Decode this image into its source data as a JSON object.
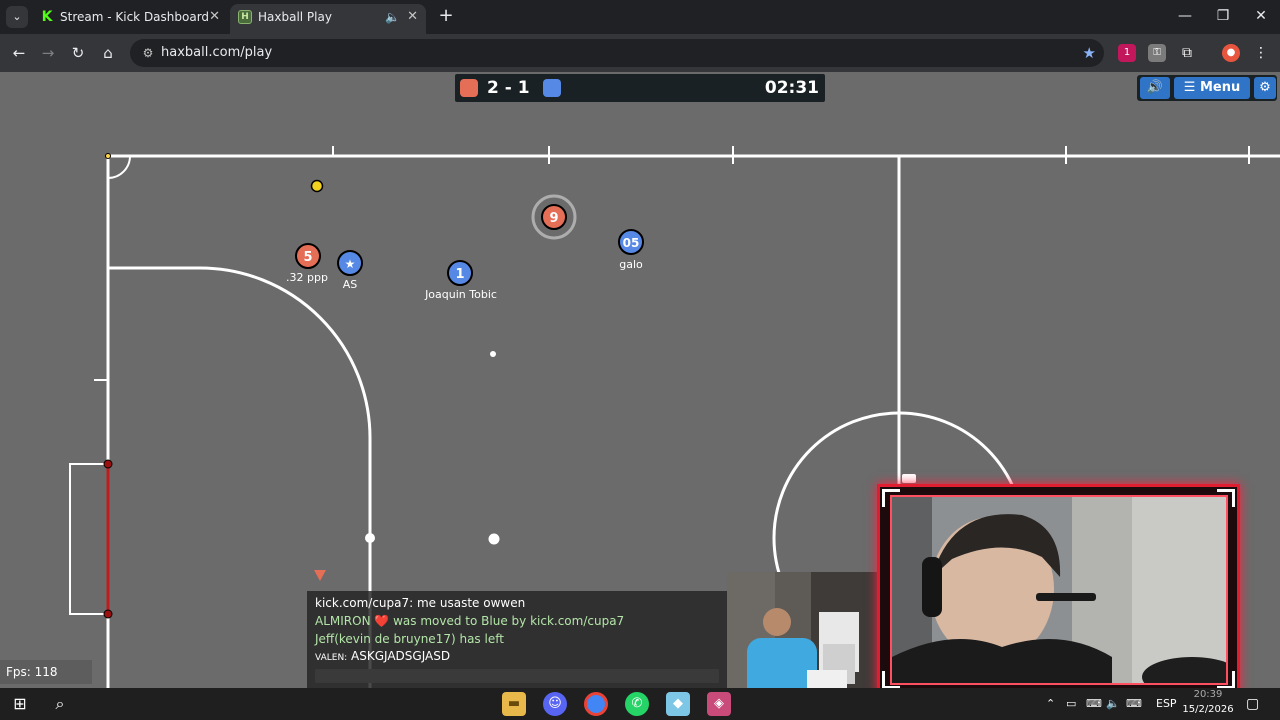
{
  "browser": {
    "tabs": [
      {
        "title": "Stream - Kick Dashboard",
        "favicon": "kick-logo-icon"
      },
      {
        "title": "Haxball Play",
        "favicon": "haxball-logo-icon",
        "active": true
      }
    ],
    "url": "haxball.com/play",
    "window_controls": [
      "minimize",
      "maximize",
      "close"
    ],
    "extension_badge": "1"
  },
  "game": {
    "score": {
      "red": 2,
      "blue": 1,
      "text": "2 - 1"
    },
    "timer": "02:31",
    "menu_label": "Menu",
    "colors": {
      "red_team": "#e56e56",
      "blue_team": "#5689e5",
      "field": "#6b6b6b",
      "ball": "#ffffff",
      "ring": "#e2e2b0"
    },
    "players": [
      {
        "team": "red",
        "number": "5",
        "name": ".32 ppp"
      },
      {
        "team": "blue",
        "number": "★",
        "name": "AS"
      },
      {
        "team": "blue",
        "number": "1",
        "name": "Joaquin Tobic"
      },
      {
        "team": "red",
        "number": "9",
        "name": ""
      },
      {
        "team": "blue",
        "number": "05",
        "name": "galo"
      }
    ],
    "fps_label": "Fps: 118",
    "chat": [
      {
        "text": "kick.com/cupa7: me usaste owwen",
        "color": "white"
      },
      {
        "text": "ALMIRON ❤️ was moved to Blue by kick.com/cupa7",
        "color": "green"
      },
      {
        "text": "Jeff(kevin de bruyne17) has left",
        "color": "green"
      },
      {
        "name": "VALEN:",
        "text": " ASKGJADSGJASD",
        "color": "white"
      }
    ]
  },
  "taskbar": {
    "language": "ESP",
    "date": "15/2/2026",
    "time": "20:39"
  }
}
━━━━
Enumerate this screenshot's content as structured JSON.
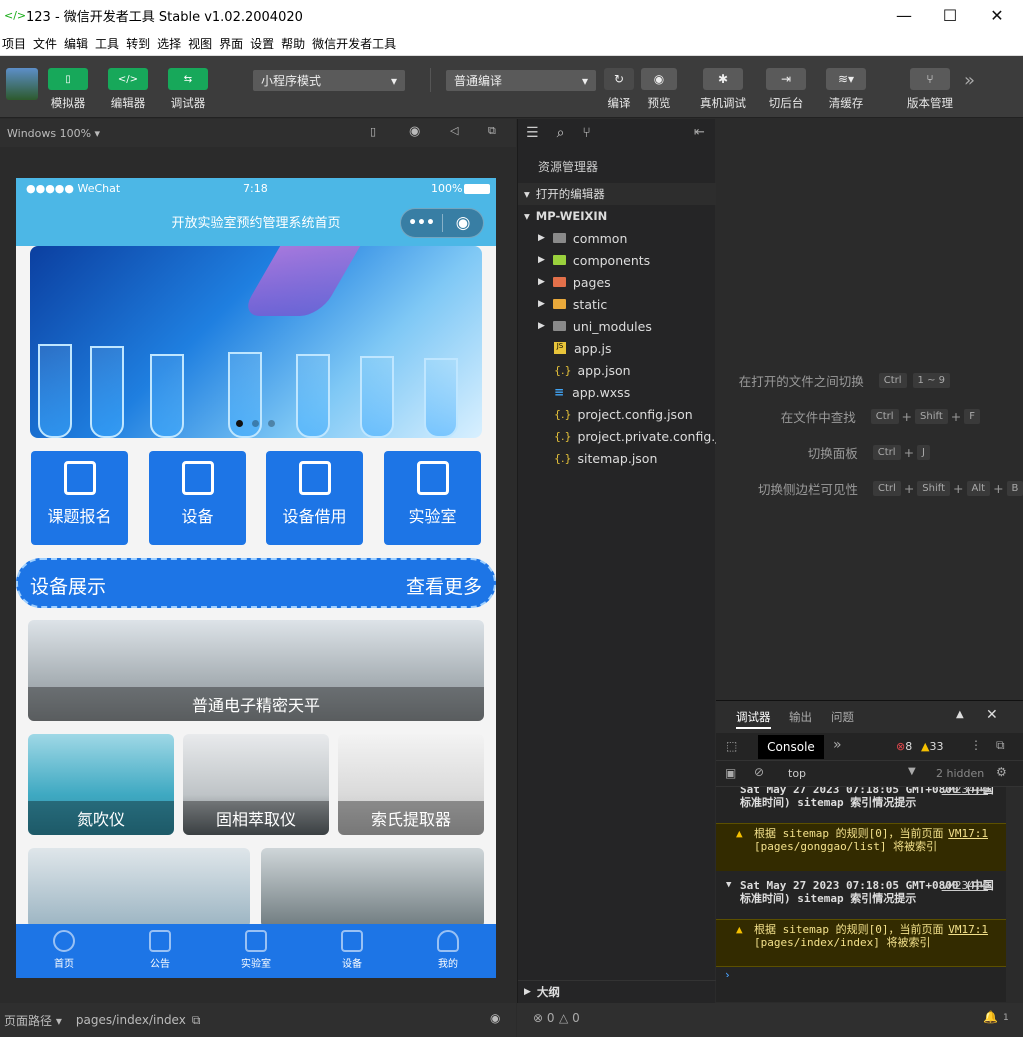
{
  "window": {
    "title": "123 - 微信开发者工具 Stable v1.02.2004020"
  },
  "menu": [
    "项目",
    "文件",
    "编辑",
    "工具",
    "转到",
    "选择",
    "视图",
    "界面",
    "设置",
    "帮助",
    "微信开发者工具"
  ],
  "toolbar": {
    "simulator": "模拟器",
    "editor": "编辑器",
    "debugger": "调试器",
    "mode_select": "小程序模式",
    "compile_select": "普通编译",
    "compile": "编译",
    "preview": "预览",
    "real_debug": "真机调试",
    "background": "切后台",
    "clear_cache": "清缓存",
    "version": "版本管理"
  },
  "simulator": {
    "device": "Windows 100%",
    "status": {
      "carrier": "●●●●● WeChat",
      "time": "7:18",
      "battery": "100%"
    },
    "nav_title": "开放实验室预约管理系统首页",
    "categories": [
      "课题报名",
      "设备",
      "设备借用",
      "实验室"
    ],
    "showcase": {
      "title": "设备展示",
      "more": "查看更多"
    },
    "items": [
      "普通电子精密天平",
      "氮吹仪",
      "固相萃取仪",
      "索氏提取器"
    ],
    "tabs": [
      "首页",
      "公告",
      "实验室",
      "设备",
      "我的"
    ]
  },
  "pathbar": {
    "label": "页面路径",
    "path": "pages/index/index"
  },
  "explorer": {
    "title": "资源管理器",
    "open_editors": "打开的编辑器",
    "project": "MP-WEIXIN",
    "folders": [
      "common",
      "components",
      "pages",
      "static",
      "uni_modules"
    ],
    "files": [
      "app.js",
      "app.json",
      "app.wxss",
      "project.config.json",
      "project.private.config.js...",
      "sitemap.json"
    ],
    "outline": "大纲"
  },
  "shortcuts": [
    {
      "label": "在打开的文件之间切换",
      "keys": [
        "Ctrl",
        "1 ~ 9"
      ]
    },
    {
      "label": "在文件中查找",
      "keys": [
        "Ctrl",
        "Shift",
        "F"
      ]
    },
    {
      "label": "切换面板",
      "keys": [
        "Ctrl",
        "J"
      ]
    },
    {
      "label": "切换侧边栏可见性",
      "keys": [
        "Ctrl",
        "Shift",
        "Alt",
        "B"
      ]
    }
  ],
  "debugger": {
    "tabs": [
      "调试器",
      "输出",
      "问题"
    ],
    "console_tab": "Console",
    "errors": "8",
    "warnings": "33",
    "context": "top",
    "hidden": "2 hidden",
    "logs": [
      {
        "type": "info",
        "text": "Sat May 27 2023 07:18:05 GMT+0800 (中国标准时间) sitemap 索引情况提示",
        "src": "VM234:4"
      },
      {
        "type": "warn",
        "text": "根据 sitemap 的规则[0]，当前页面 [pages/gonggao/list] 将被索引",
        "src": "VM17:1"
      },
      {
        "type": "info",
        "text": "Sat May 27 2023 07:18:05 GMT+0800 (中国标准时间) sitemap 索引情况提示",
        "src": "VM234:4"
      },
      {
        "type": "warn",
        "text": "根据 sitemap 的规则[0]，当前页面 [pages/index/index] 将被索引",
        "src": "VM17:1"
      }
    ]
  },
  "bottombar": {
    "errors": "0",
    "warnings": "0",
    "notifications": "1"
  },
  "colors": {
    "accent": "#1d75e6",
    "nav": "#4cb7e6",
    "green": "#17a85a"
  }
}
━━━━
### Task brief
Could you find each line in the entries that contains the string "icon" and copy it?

### Task result
        "favicon": "kick-logo-icon"
        "favicon": "haxball-logo-icon",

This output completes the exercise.